6. Take Recovery Days Seriously
The day after a tough workout, the most you want to do is jog lightly or do some form of cross-training, like cycling. You need a recovery day after a hard day. No exceptions. Constantly pushing your body will only result in compromising your body.
7. Strengthen Your Whole Body
Good runners condition their whole bodies. The arms drive the legs. Keep your upper body and core toned with a lot of push-ups, pull-ups, sit-ups, and back raises (don’t forget that the back is part of the core). Exercises like pilates, climbing, and dynamic flexibility work like yoga can help build your supporting muscles and allow you to run better and faster.
8. Get More Sleep
As runners, we need more sleep than the average person. When you train hard, sleeping gives your muscles time to rest. When we sleep, our body releases growth hormone. This is what stimulates muscle growth and repair, as well as bone building and fat burning. It enables you to run again another day.

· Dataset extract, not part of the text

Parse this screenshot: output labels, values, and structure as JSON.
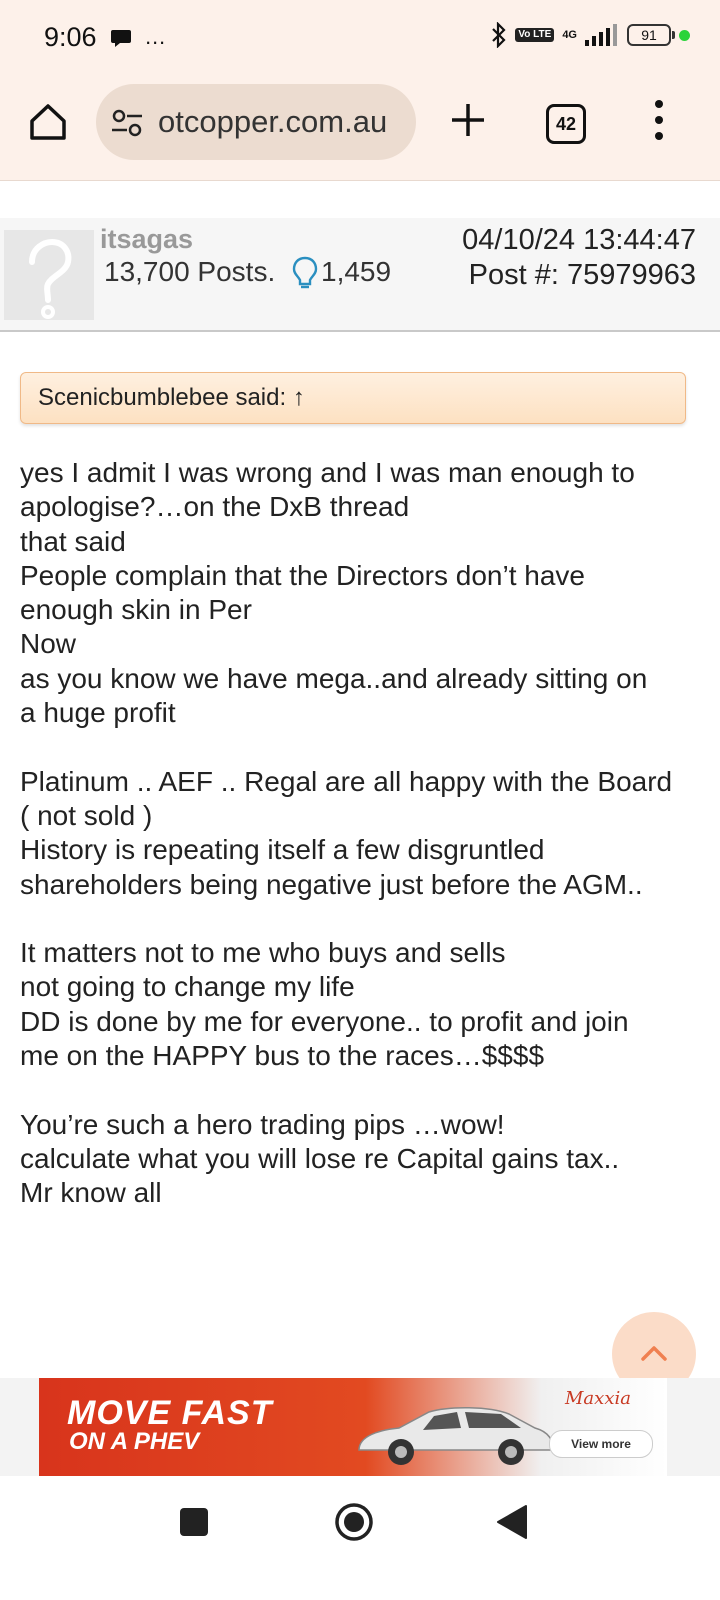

9. No Food In 2 Hours
Wait for about two hours after a meal before running.
Two hours is the average time for food to empty from the stomach. If you don’t wait long enough, food will not be properly digested, raising the risk of abdominal cramps, bloating, and even vomiting. Try to stick with familiar food that works for your body too.
10. Wear The Right Running Shoes

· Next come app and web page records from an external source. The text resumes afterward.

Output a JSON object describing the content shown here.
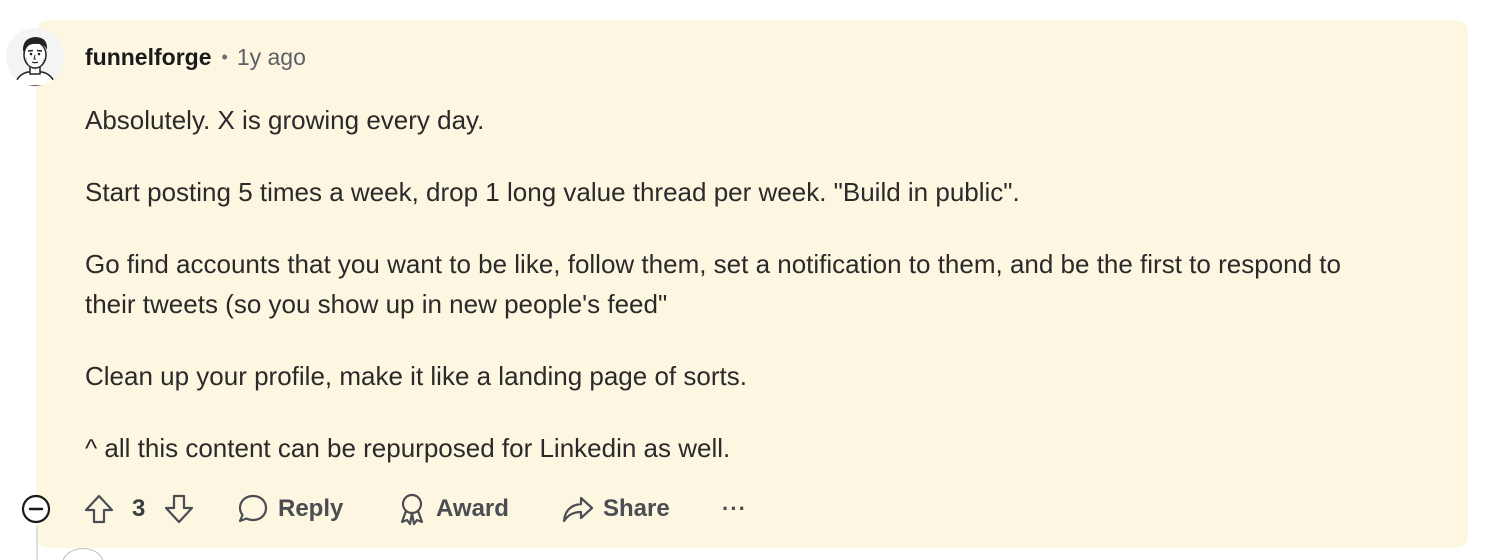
{
  "comment": {
    "author": "funnelforge",
    "separator": "•",
    "time_ago": "1y ago",
    "paragraphs": [
      "Absolutely. X is growing every day.",
      "Start posting 5 times a week, drop 1 long value thread per week. \"Build in public\".",
      "Go find accounts that you want to be like, follow them, set a notification to them, and be the first to respond to their tweets (so you show up in new people's feed\"",
      "Clean up your profile, make it like a landing page of sorts.",
      "^ all this content can be repurposed for Linkedin as well."
    ],
    "background_color": "#fdf7e1"
  },
  "actions": {
    "vote_count": "3",
    "reply_label": "Reply",
    "award_label": "Award",
    "share_label": "Share",
    "more_label": "···"
  },
  "icons": {
    "collapse": "minus-circle-icon",
    "upvote": "arrow-up-icon",
    "downvote": "arrow-down-icon",
    "reply": "speech-bubble-icon",
    "award": "award-ribbon-icon",
    "share": "share-arrow-icon",
    "more": "ellipsis-icon"
  }
}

The second most common cause of injuries, next to running too much on hard surfaces, is foot pronation and shoe instability. Choose a pair of shoes that is lightweight and yet offers the support you need. Also, replace your running shoes once they’ve covered 400 to 500 miles.